    “EMF’s span large frequencies. …except for visible light and infrared EMF, we can not perceive any of these energies without instruments designed to find them. The problem is our brain senses them all without sensation being perceived consciously…This is why modern people do not realize how we have abruptly added massive manmade EMF’s to our environment. For 4 billion years, the energies that surrounded life were simple. There was the Schumann resonance; which essentially was a weak ELF electromagnetic field modulated by the micro-pulsations, sculpted by the solar and lunar cycles. There were random bursts of static electricity from lightning centered at 10,000 Hz and they reverberated over the entire Earth’s surface at any time. 3000-5000 of these strikes happen simultaneously. There were weak radio signals from distant stars. A light was present from our sun. UV and infrared was the most abundant form of EMF on the surface of the planet for 4 billion years. We perceive infrared EMF by sensing the heating of tissues. This heating effect is called the Schwan guideline, and it only takes in to account the thermal effects of EMF. The reason Schwan used this method initially is it was the only way to easily quantify EMF’s using temperature. That is easy to measure. If you own a microwave oven you know it too when you heat up something in it. But here is where our problem began. The biologic effects from EMF are not from the thermal release of energy. It is from the nonthermal effects. Today our current standards for technology are still based on the thermal standards alone. Schwan set it at 10,000 millivolts. …….. this is (nnENF)the greatest risk to the health you face today.” https://www.jackkruse.com/emf-5-what-are-the-biologic-effects-of-emf/

    “ When you add in massive amounts of nnEMF to the ionosphere things that live in that ionosphere have trouble living because of the pseudohypoxia it creates. This stresses mitochondria and thhings get ill more often and then die sooner. It is not hard to understand. God said, let there be light, so optics was born. Einstein replied, “let it be quantized”, then photonics was born. We’ve gone from stone age, to iron age, and now firmly in the electronic age but that age is coming to an end because we are hitting its physical limits. This might be mankind’s best news. Photonics holds huge promise because it has unlimited potential because light is able to carry energy and information without being encumbered by mass. This unique ability shrinks circuits, currents, and voltages while increasing communication and signaling transmission speeds while lowering non native EMF emissions. This is why bees are disappearing…………..enjoy your cell phones because they are killing all bugs. “ J.Kruse

    “More than 75 percent decline over 27 years in total flying insect biomass in protected areas” http://journals.plos.org/plosone/article?id=10.1371%2Fjournal.pone.0185809

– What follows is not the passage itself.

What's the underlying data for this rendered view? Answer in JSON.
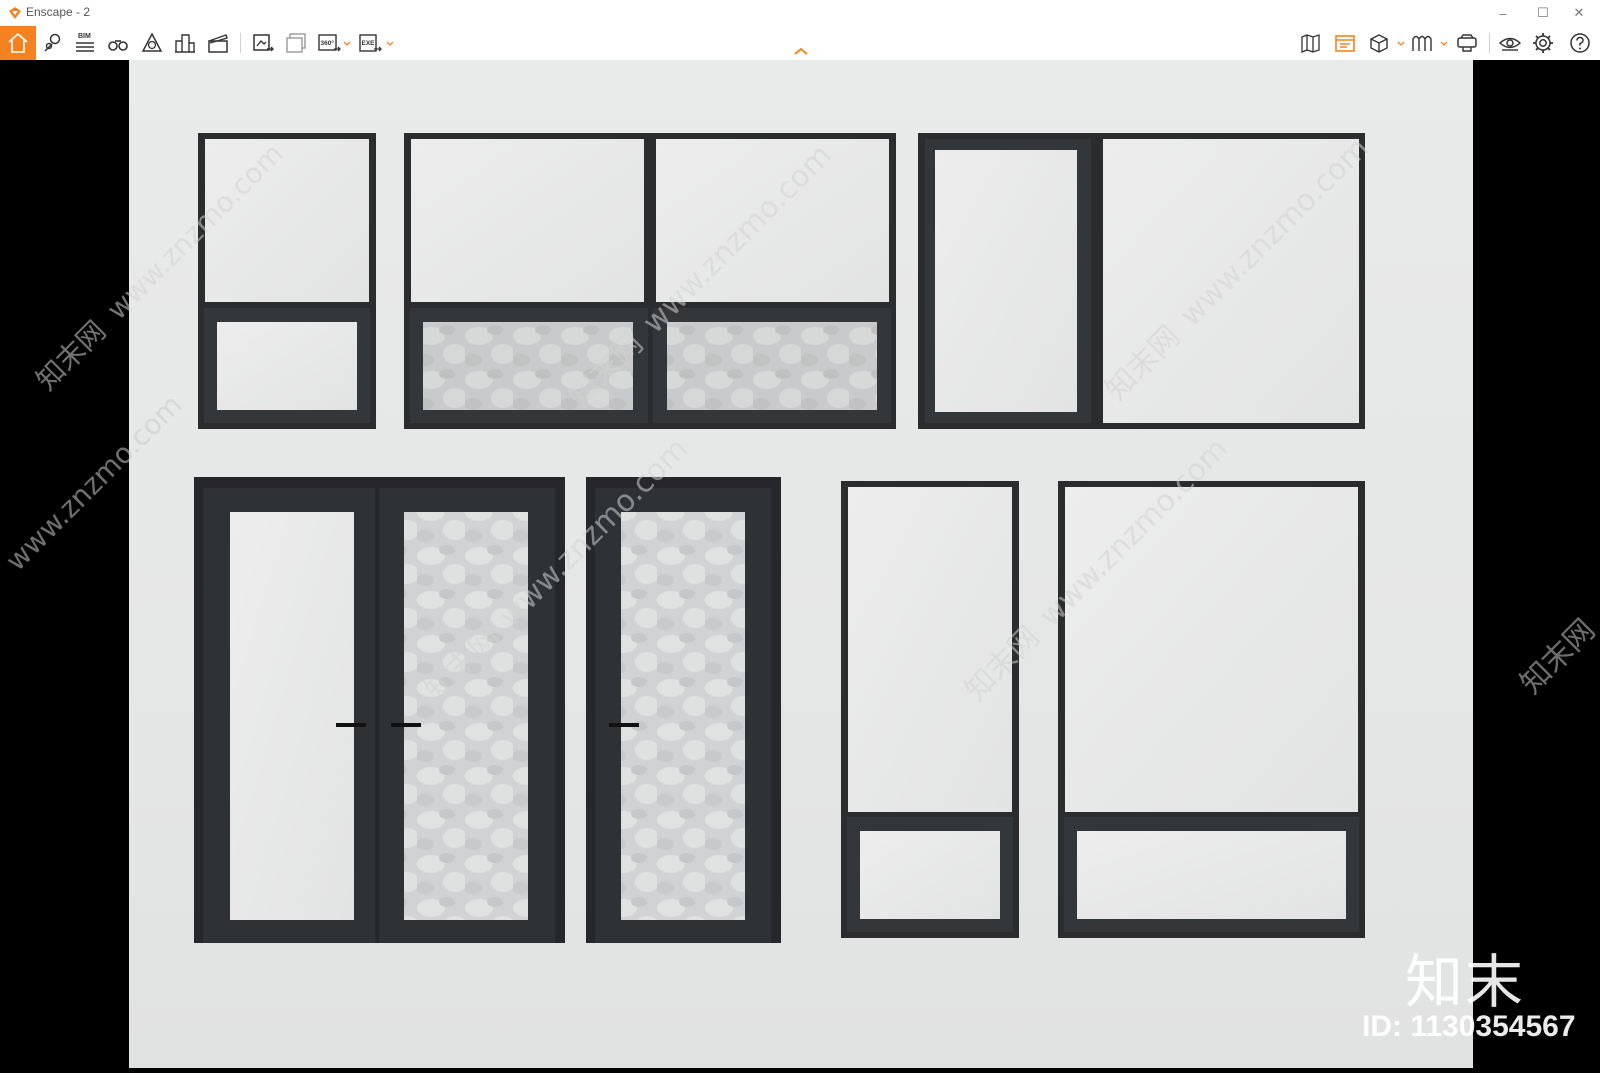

    “So what does the power grid above the ground do to insects, cats, dogs, and bees, and birds? It ruins the circadian cycles because power lines give off a coronal discharge just like the sun does. The power grid however, unlike the sun, does not give off full spectrum light. “ https://www.facebook.com/drjackkruse/posts/1558602650870750